Podhaitsy

Name in English: 
  • Podhaitsy
Names in Ukrainian: 
  • Pidhaitsy (Підгайці)
Names in Polish: 
Podhajce
Names in Russian: 
Podgaitsy (Подгайцы)
Names in Hebrew: 
פודהייצה (Podhaitze)
Names in Yiddish: 
Podhaitze
Administrative History: 

 

Years State Province District
Till 1772 Polish-Lithuanian Commonwealth: Kingdom of Poland Rus Voivodship (Województwo ruskie)  
1772-1867 Hapsburg Empire, since 1804 - Austrian Empire Kingdom of Galicia and Lodomeria (Königreich Galizien und Lodomerien)  
1867-1914 Austro-Hungarian Monarchy

Kingdom of Galicia and Lodomeria (Königreich Galizien und Lodomerien)

 Bezirk Podhajce
1914-1915 Under Russian occupation General-Government Galitsiia  
1915-1918 Austro-Hungarian Monarchy Kingdom of Galicia and Lodomeria (Königreich Galizien und Lodomerien)  
1918 - May 1919 West-Ukrainian People's Republic    
May 1919 - September 1939 Republic of Poland Tarnopol wojewódstwo  Podhajce powiat
 
September 1939 - June 1941 USSR: Ukrainian Soviet Socialist Republic Tarnopol oblast'  
June 1941 - July 1944 Under German occupation:  

General Government (Das Generalgouvernement für die besetzten polnischen Gebiete)

Distrikt Galizien  
1944-91 USSR: Ukrainian Soviet Socialist Republic Tarnopol oblast'  Pidhaietskyi raion
Since 1991 Republic of Ukraine Tarnopol oblast'  Pidhaietskyi raion

 

Population Data: 
Year Total Jews Percentage of Jews
1765  ?  1,079 -
1870  4,570  ? -
1880  5,943  4,012  67.5%
1890  5,646  3,879  68.7%
1900  5,790  3,557  61.4%
1910  5,576  3,497  62.7%
1921  4,814  2,872  59.6%
1931  ?  3,129  
2001  3,300    
Remarks: 

 

Podhajce is a town in Ternopil Oblast, on the Koropets River, a tributary of the Dnester.
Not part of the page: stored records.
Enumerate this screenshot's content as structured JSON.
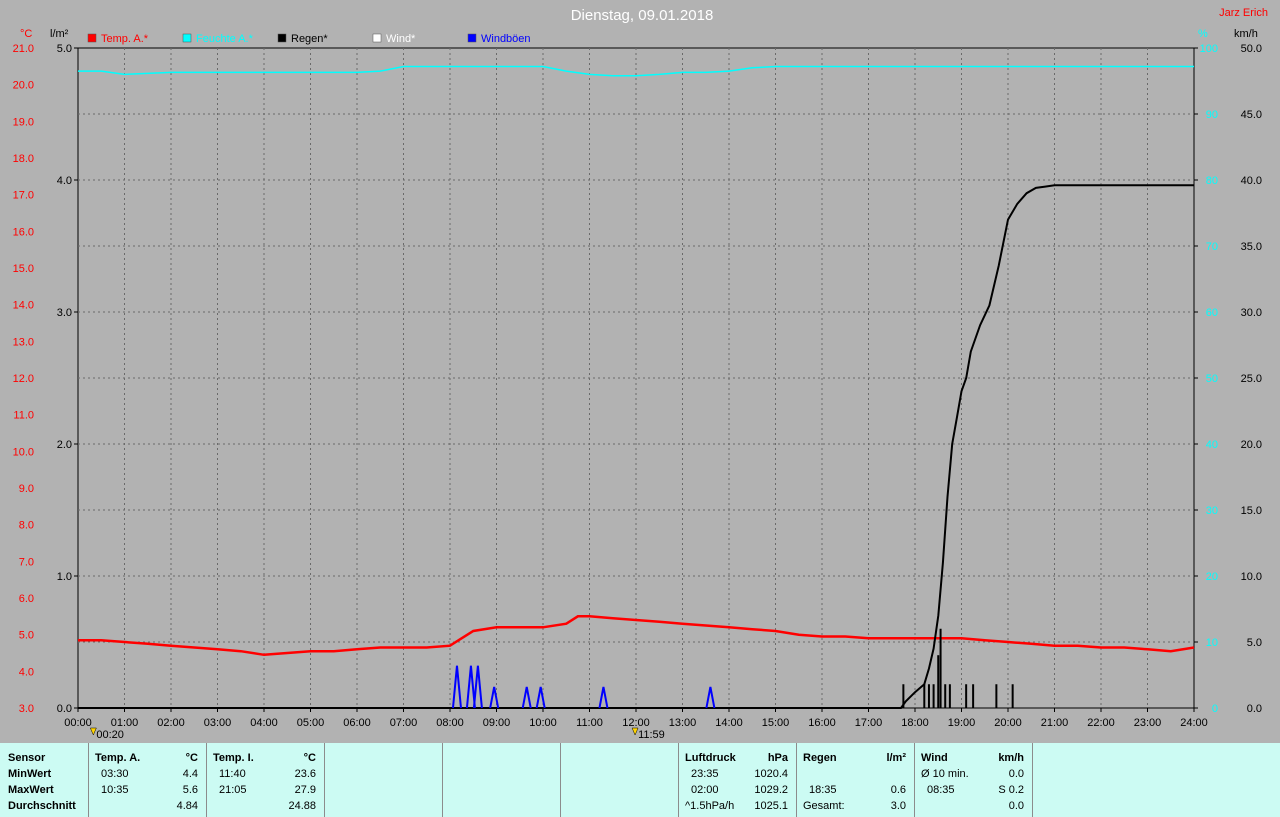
{
  "chart_data": {
    "type": "line",
    "title": "Dienstag, 09.01.2018",
    "author": "Jarz Erich",
    "x_ticks": [
      "00:00",
      "01:00",
      "02:00",
      "03:00",
      "04:00",
      "05:00",
      "06:00",
      "07:00",
      "08:00",
      "09:00",
      "10:00",
      "11:00",
      "12:00",
      "13:00",
      "14:00",
      "15:00",
      "16:00",
      "17:00",
      "18:00",
      "19:00",
      "20:00",
      "21:00",
      "22:00",
      "23:00",
      "24:00"
    ],
    "x_range_hours": [
      0,
      24
    ],
    "markers": [
      {
        "label": "00:20",
        "x": 0.33
      },
      {
        "label": "11:59",
        "x": 11.98
      }
    ],
    "axes": {
      "temp": {
        "unit": "°C",
        "ylim": [
          3.0,
          21.0
        ],
        "ticks": [
          "3.0",
          "4.0",
          "5.0",
          "6.0",
          "7.0",
          "8.0",
          "9.0",
          "10.0",
          "11.0",
          "12.0",
          "13.0",
          "14.0",
          "15.0",
          "16.0",
          "17.0",
          "18.0",
          "19.0",
          "20.0",
          "21.0"
        ]
      },
      "rain": {
        "unit": "l/m²",
        "ylim": [
          0.0,
          5.0
        ],
        "ticks": [
          "0.0",
          "1.0",
          "2.0",
          "3.0",
          "4.0",
          "5.0"
        ]
      },
      "humidity": {
        "unit": "%",
        "ylim": [
          0,
          100
        ],
        "ticks": [
          "0",
          "10",
          "20",
          "30",
          "40",
          "50",
          "60",
          "70",
          "80",
          "90",
          "100"
        ]
      },
      "wind": {
        "unit": "km/h",
        "ylim": [
          0.0,
          50.0
        ],
        "ticks": [
          "0.0",
          "5.0",
          "10.0",
          "15.0",
          "20.0",
          "25.0",
          "30.0",
          "35.0",
          "40.0",
          "45.0",
          "50.0"
        ]
      }
    },
    "legend": [
      {
        "name": "Temp. A.*",
        "color": "#ff0000"
      },
      {
        "name": "Feuchte A.*",
        "color": "#00ffff"
      },
      {
        "name": "Regen*",
        "color": "#000000"
      },
      {
        "name": "Wind*",
        "color": "#ffffff"
      },
      {
        "name": "Windböen",
        "color": "#0000ff"
      }
    ],
    "grid": true,
    "series": [
      {
        "name": "Temp. A.*",
        "color": "#ff0000",
        "axis": "temp",
        "x": [
          0,
          0.5,
          1,
          1.5,
          2,
          2.5,
          3,
          3.5,
          4,
          4.5,
          5,
          5.5,
          6,
          6.5,
          7,
          7.5,
          8,
          8.25,
          8.5,
          9,
          9.5,
          10,
          10.5,
          10.75,
          11,
          11.5,
          12,
          12.5,
          13,
          13.5,
          14,
          14.5,
          15,
          15.5,
          16,
          16.5,
          17,
          17.5,
          18,
          18.5,
          19,
          19.5,
          20,
          20.5,
          21,
          21.5,
          22,
          22.5,
          23,
          23.5,
          24
        ],
        "y": [
          4.85,
          4.85,
          4.8,
          4.75,
          4.7,
          4.65,
          4.6,
          4.55,
          4.45,
          4.5,
          4.55,
          4.55,
          4.6,
          4.65,
          4.65,
          4.65,
          4.7,
          4.9,
          5.1,
          5.2,
          5.2,
          5.2,
          5.3,
          5.5,
          5.5,
          5.45,
          5.4,
          5.35,
          5.3,
          5.25,
          5.2,
          5.15,
          5.1,
          5.0,
          4.95,
          4.95,
          4.9,
          4.9,
          4.9,
          4.9,
          4.9,
          4.85,
          4.8,
          4.75,
          4.7,
          4.7,
          4.65,
          4.65,
          4.6,
          4.55,
          4.65
        ]
      },
      {
        "name": "Feuchte A.*",
        "color": "#00ffff",
        "axis": "humidity",
        "x": [
          0,
          0.5,
          1,
          2,
          3,
          4,
          5,
          6,
          6.5,
          7,
          8,
          9,
          9.5,
          10,
          10.5,
          11,
          11.5,
          12,
          12.5,
          13,
          13.5,
          14,
          14.5,
          15,
          16,
          17,
          18,
          19,
          20,
          21,
          22,
          23,
          24
        ],
        "y": [
          96.5,
          96.5,
          96,
          96.3,
          96.3,
          96.3,
          96.3,
          96.3,
          96.5,
          97.2,
          97.2,
          97.2,
          97.2,
          97.2,
          96.5,
          96,
          95.8,
          95.8,
          96,
          96.3,
          96.3,
          96.5,
          97,
          97.2,
          97.2,
          97.2,
          97.2,
          97.2,
          97.2,
          97.2,
          97.2,
          97.2,
          97.2
        ]
      },
      {
        "name": "Regen*",
        "color": "#000000",
        "axis": "rain",
        "x": [
          0,
          17.7,
          17.8,
          18.0,
          18.2,
          18.3,
          18.4,
          18.5,
          18.6,
          18.7,
          18.8,
          18.9,
          19.0,
          19.1,
          19.2,
          19.4,
          19.6,
          19.8,
          20.0,
          20.2,
          20.4,
          20.6,
          20.8,
          21.0,
          21.5,
          22,
          23,
          24
        ],
        "y": [
          0,
          0,
          0.05,
          0.12,
          0.18,
          0.3,
          0.45,
          0.7,
          1.1,
          1.6,
          2.0,
          2.2,
          2.4,
          2.5,
          2.7,
          2.9,
          3.05,
          3.35,
          3.7,
          3.82,
          3.9,
          3.94,
          3.95,
          3.96,
          3.96,
          3.96,
          3.96,
          3.96
        ]
      },
      {
        "name": "Windböen",
        "color": "#0000ff",
        "axis": "wind",
        "peaks": [
          {
            "x": 8.15,
            "v": 3.2
          },
          {
            "x": 8.45,
            "v": 3.2
          },
          {
            "x": 8.6,
            "v": 3.2
          },
          {
            "x": 8.95,
            "v": 1.6
          },
          {
            "x": 9.65,
            "v": 1.6
          },
          {
            "x": 9.95,
            "v": 1.6
          },
          {
            "x": 11.3,
            "v": 1.6
          },
          {
            "x": 13.6,
            "v": 1.6
          }
        ]
      },
      {
        "name": "Regen (Intervall)",
        "color": "#000000",
        "axis": "rain",
        "type": "bars",
        "x": [
          17.75,
          18.2,
          18.3,
          18.4,
          18.5,
          18.55,
          18.65,
          18.75,
          19.1,
          19.25,
          19.75,
          20.1
        ],
        "y": [
          0.18,
          0.18,
          0.18,
          0.18,
          0.4,
          0.6,
          0.18,
          0.18,
          0.18,
          0.18,
          0.18,
          0.18
        ]
      }
    ]
  },
  "stats": {
    "sensor_header": "Sensor",
    "rows": [
      "MinWert",
      "MaxWert",
      "Durchschnitt"
    ],
    "temp_a": {
      "title": "Temp. A.",
      "unit": "°C",
      "min_time": "03:30",
      "min_val": "4.4",
      "max_time": "10:35",
      "max_val": "5.6",
      "avg": "4.84"
    },
    "temp_i": {
      "title": "Temp. I.",
      "unit": "°C",
      "min_time": "11:40",
      "min_val": "23.6",
      "max_time": "21:05",
      "max_val": "27.9",
      "avg": "24.88"
    },
    "luftdruck": {
      "title": "Luftdruck",
      "unit": "hPa",
      "min_time": "23:35",
      "min_val": "1020.4",
      "max_time": "02:00",
      "max_val": "1029.2",
      "avg_label": "^1.5hPa/h",
      "avg": "1025.1"
    },
    "regen": {
      "title": "Regen",
      "unit": "l/m²",
      "max_time": "18:35",
      "max_val": "0.6",
      "total_label": "Gesamt:",
      "total": "3.0"
    },
    "wind": {
      "title": "Wind",
      "unit": "km/h",
      "min_label": "Ø 10 min.",
      "min_val": "0.0",
      "max_time": "08:35",
      "max_dir": "S 0.2",
      "avg": "0.0"
    }
  }
}
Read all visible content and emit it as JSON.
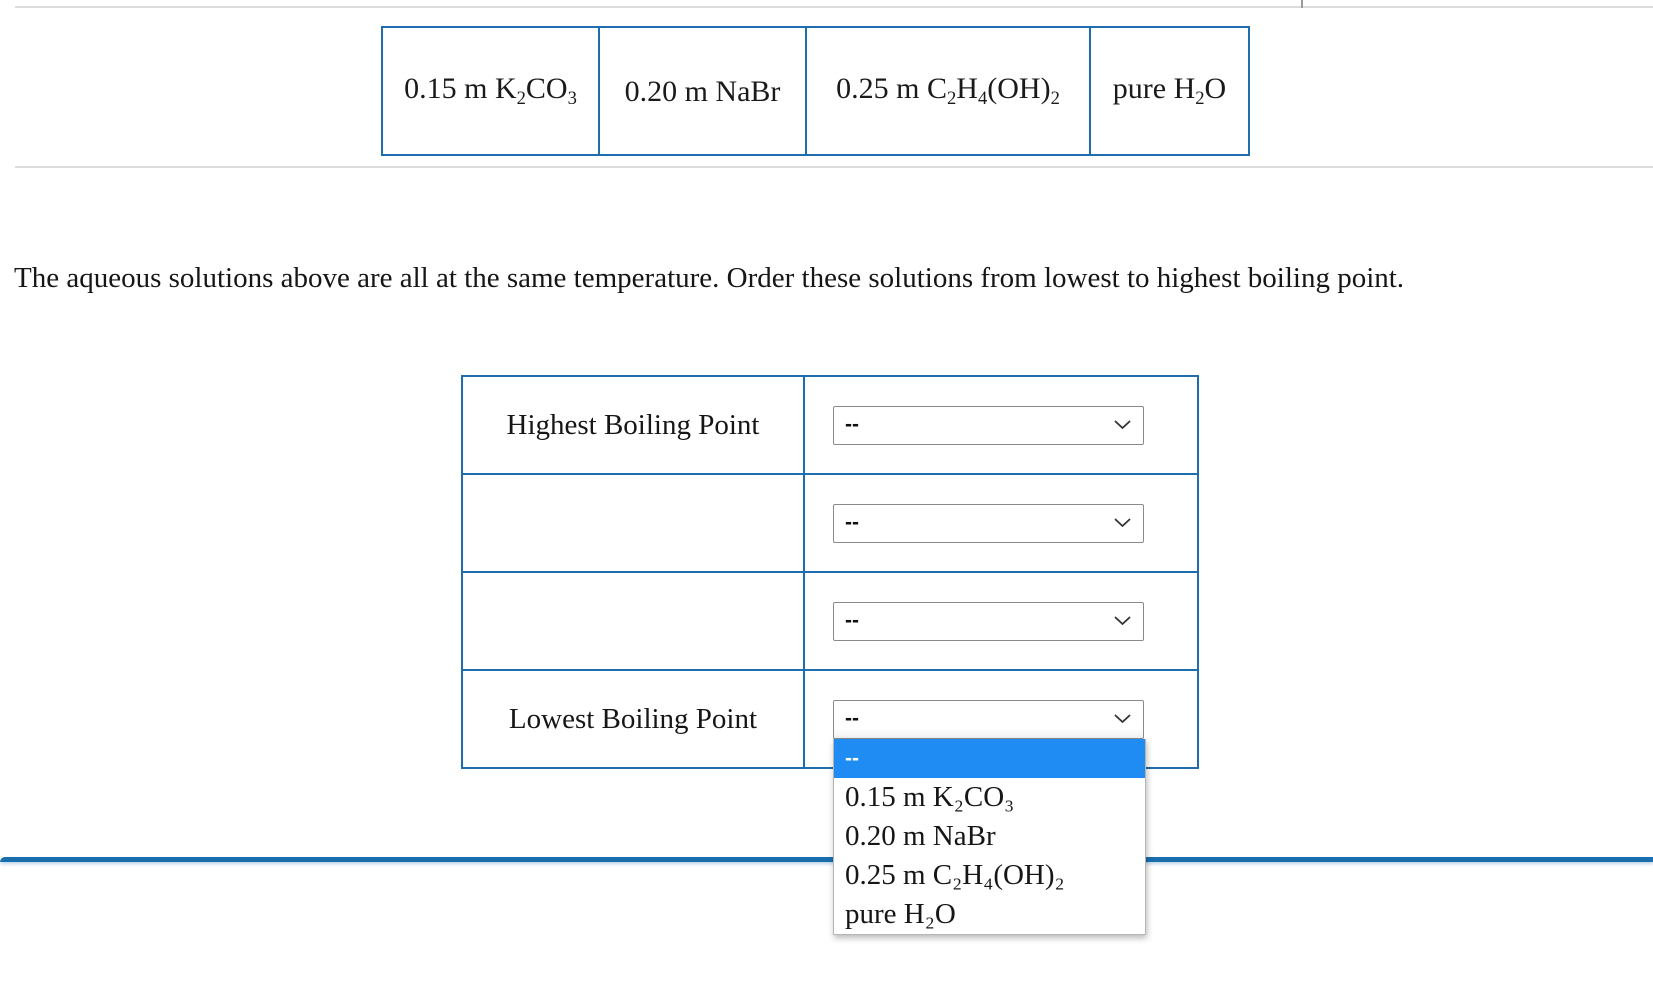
{
  "dividers": {
    "top_rule_color": "#dcdcdc",
    "bottom_rule_color": "#1a6eae",
    "table_border_color": "#1d6daf",
    "highlight_color": "#1f8cf4"
  },
  "choices_table": {
    "cells": [
      {
        "prefix": "0.15 m K",
        "sub1": "2",
        "mid": "CO",
        "sub2": "3",
        "suffix": ""
      },
      {
        "prefix": "0.20 m NaBr",
        "sub1": "",
        "mid": "",
        "sub2": "",
        "suffix": ""
      },
      {
        "prefix": "0.25 m C",
        "sub1": "2",
        "mid": "H",
        "sub2": "4",
        "suffix": "(OH)",
        "sub3": "2"
      },
      {
        "prefix": "pure H",
        "sub1": "2",
        "mid": "O",
        "sub2": "",
        "suffix": ""
      }
    ],
    "plain_labels": [
      "0.15 m K2CO3",
      "0.20 m NaBr",
      "0.25 m C2H4(OH)2",
      "pure H2O"
    ]
  },
  "prompt": {
    "text": "The aqueous solutions above are all at the same temperature. Order these solutions from lowest to highest boiling point."
  },
  "answer_table": {
    "rows": [
      {
        "label": "Highest Boiling Point",
        "selected": "--"
      },
      {
        "label": "",
        "selected": "--"
      },
      {
        "label": "",
        "selected": "--"
      },
      {
        "label": "Lowest Boiling Point",
        "selected": "--"
      }
    ]
  },
  "dropdown": {
    "open_for_row": 4,
    "options": [
      {
        "label": "--",
        "highlighted": true
      },
      {
        "label": "0.15 m K₂CO₃",
        "highlighted": false
      },
      {
        "label": "0.20 m NaBr",
        "highlighted": false
      },
      {
        "label": "0.25 m C₂H₄(OH)₂",
        "highlighted": false
      },
      {
        "label": "pure H₂O",
        "highlighted": false
      }
    ]
  },
  "icons": {
    "chevron_down": "chevron-down-icon"
  }
}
It is situated ca. 105 km. south-east of Lviv, ca. 45 km. south-west of Ternopol and ca. 50 km. north-east of Ivano-Frankivsk.

A Catholic Church was founded in Podhajce in 1463. In 1539 it was granted a Magdeburg law city charter. During the second half of the sixteenth century the city was put under siege by a Tatar-Cossack army (in 1667) and conquered by the Turks (1675). In 1698 the Polish army gained near Podhajce a decisive victory over the Tatars.

The earliest evidences (namely tombstones in the local Jewish cemetery) on Jewish settlement in Podhajce date from the first half of the fifteenth century.

(Slownik, vol. 8, pp. 384-388; Pinkas Hakehilot - Polin, vol. 2, pp. 410-411).